But the Lord God called to the man, and said to him, “Where are you?” He said, “I heard the sound of you in the garden, and I was afraid, because I was naked; and I hid myself.”
He said, “Who told you that you were naked? Have you eaten from the tree of which I commanded you not to eat?” The man said, “The woman whom you gave to be with me, she gave me fruit from the tree, and I ate.” Then the Lord God said to the woman, “What is this that you have done?” The woman said, “The serpent tricked me, and I ate.”
The Lord God said to the serpent, “Because you have done this, cursed are you among all animals and among all wild creatures; upon your belly you shall go, and dust you shall eat all the days of your life. I will put enmity between you and the woman, and between your offspring and hers; he will strike your head, and you will strike his heel.”
The man named his wife Eve, because she was the mother of all living.
New Revised Standard Version, copyright 1989, by the National Council of the Churches of Christ in the United States of America. Used by permission. All rights reserved. USCCB approved. http://www.usccb.org/bible/approved-translation
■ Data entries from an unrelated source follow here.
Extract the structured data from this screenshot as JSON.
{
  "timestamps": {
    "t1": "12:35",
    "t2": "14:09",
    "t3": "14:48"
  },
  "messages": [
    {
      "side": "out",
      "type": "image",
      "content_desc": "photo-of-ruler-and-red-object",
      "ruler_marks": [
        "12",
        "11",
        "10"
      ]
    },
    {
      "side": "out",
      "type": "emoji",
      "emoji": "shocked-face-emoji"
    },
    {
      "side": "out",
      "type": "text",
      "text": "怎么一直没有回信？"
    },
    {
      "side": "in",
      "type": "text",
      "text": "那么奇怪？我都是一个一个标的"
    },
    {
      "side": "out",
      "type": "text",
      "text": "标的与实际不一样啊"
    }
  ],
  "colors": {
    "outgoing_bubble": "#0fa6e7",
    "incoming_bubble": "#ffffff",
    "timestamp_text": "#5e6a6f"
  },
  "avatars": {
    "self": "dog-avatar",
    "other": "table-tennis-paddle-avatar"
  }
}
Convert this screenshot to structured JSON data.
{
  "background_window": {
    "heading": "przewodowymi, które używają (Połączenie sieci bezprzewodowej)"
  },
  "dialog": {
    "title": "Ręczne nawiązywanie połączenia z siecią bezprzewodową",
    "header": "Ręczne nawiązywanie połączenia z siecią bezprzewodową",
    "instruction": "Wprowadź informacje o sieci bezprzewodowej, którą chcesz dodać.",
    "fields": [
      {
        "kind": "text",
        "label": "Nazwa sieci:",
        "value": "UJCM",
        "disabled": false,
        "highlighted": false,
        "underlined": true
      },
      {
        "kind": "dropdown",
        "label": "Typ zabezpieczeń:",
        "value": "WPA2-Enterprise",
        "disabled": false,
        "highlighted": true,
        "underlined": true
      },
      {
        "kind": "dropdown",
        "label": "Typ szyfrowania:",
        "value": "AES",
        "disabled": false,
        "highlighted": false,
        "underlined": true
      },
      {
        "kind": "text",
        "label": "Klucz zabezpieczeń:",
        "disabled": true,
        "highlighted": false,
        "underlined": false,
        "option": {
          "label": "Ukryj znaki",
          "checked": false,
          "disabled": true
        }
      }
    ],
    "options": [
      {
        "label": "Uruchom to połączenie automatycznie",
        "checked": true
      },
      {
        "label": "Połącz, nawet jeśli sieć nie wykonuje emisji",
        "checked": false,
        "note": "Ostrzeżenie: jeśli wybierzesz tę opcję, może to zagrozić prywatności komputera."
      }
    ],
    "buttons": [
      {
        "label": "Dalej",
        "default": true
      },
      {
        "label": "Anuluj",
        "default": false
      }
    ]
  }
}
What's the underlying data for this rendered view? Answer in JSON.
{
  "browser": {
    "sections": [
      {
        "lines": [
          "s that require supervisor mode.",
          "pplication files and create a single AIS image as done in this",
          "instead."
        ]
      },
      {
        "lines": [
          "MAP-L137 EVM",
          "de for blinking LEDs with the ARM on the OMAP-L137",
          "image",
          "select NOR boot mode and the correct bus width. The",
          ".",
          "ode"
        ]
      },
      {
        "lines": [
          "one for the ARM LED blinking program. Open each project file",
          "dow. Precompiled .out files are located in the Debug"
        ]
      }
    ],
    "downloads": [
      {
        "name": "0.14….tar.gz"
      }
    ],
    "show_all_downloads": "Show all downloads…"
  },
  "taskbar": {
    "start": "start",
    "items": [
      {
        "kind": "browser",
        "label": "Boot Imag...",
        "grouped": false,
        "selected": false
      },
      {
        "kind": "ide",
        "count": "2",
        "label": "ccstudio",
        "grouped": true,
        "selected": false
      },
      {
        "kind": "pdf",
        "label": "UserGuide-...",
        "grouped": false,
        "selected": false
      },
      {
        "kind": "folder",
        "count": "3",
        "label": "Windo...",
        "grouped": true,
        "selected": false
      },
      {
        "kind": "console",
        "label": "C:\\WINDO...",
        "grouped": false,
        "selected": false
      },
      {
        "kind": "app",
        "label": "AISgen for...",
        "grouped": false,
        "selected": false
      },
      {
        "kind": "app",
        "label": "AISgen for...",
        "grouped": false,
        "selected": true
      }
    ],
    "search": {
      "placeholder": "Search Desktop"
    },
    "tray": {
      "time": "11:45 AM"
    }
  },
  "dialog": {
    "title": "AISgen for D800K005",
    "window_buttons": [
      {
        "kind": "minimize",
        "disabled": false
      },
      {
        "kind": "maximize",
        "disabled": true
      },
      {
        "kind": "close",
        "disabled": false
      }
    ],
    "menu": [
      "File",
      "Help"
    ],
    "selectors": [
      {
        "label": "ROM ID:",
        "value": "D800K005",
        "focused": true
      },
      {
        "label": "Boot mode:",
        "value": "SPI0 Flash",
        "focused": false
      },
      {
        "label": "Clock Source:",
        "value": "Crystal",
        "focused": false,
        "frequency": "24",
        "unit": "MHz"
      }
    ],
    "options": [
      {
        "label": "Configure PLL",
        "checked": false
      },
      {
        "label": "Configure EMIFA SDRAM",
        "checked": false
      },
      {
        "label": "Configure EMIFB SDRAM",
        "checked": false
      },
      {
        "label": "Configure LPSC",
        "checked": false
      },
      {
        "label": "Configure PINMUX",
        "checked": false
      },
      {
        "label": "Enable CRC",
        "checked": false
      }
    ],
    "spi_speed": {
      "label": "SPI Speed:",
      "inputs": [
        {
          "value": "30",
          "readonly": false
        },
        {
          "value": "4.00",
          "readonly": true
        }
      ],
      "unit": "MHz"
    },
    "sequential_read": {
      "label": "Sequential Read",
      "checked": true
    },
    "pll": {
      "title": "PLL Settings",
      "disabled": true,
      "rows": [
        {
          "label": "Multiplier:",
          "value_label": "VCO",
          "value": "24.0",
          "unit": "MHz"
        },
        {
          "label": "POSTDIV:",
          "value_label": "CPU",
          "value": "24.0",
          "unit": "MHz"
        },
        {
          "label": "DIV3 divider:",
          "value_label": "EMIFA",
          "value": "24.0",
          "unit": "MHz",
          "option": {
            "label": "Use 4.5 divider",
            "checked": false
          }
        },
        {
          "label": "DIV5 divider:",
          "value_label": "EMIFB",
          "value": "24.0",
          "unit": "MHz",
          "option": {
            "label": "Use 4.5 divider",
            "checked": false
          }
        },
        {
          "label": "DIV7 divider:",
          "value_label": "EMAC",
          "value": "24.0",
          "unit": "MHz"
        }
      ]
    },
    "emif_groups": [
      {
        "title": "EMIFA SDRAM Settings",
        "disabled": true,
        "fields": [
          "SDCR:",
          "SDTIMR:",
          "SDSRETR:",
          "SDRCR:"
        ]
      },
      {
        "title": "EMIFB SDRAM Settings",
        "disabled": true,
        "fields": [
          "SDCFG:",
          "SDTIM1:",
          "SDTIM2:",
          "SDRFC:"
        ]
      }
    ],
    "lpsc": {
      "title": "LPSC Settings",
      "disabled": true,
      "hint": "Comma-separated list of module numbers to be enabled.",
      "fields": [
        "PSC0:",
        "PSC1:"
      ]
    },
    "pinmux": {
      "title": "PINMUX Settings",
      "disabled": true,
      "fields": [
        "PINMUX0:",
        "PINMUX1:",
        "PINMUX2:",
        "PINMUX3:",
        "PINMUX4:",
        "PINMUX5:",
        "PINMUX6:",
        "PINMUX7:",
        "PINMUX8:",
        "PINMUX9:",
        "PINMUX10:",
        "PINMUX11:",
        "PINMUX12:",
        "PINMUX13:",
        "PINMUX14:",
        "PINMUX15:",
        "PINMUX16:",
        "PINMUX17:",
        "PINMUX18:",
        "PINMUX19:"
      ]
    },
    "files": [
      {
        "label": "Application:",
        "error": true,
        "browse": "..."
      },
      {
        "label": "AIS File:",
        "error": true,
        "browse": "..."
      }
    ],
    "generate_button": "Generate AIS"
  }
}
It is the first question God asks mankind in Scripture. God seeks us always, even in the midst of a chaotic world filled with violence, temptation, and fear. But we hide within this world, shivering in some place just beyond the light and love that God offers. We hide because we feel naked and broken. We think ourselves unworthy of God’s long, loving gaze, those tender, divine eyes always searching, witnessing our loveliness and calling us to love.
“Who told you that you were naked?”
God’s second question. Let us remember that our nakedness was not revealed by God, but by something darker, something which draws our gaze away from the God who gazes upon us.
We cannot be afraid to let ourselves be seen. God sees us and is with us, just as God was with Mary. We must respond. Here we are, worthy and ready.
—Eric Immel, S.J. is a Jesuit scholastic studying philosophy at Loyola University Chicago. He also serves as a Jesuit vocation promoter and is a prolific author.
Remember, O most gracious Virgin Mary, that never was it known that anyone who fled to your protection, implored your help, or sought your intercession was left unaided. Inspired by this confidence, I fly to you, O Virgin of virgins, my mother: to you do I come, before you I stand, sinful and sorrowful. O Mother of the Word Incarnate, despise not my petitions, but in your mercy hear and answer me. Amen.
—Traditional prayer to Mary